Work to be completed ▸
Look through the data below and, wherever a line carries the word "this", please copy that line.

Dataset content ▸
- - - - -
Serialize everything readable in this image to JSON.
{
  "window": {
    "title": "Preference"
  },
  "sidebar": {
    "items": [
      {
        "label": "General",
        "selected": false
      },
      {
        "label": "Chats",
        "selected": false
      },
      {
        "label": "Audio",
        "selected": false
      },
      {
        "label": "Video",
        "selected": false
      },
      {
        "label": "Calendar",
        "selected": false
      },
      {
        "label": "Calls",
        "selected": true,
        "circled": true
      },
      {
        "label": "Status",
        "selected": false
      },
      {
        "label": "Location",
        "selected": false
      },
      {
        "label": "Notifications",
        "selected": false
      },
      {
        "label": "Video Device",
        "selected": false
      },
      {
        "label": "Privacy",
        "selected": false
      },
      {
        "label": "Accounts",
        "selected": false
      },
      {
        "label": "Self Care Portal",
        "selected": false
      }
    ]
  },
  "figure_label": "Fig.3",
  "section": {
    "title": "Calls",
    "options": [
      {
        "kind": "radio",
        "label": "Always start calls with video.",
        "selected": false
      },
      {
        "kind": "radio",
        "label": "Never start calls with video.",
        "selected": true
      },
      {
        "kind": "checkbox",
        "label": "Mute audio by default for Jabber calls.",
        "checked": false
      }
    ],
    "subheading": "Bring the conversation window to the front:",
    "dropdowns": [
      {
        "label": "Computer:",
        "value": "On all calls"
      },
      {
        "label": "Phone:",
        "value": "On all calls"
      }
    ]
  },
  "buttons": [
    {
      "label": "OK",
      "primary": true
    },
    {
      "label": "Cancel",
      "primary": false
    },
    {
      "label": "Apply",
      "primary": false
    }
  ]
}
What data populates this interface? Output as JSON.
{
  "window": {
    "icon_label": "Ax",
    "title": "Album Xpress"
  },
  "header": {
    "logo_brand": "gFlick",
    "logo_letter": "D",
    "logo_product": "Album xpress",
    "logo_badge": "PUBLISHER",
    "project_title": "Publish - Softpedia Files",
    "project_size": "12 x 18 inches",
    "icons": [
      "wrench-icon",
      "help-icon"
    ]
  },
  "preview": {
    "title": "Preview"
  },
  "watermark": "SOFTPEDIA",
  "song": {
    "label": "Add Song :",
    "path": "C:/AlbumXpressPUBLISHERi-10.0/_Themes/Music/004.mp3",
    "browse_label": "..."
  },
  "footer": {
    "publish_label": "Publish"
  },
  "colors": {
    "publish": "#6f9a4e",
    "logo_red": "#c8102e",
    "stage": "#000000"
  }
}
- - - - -
Answer to the problem ▸
Serialize everything readable in this image to JSON.
What data populates this interface? Output as JSON.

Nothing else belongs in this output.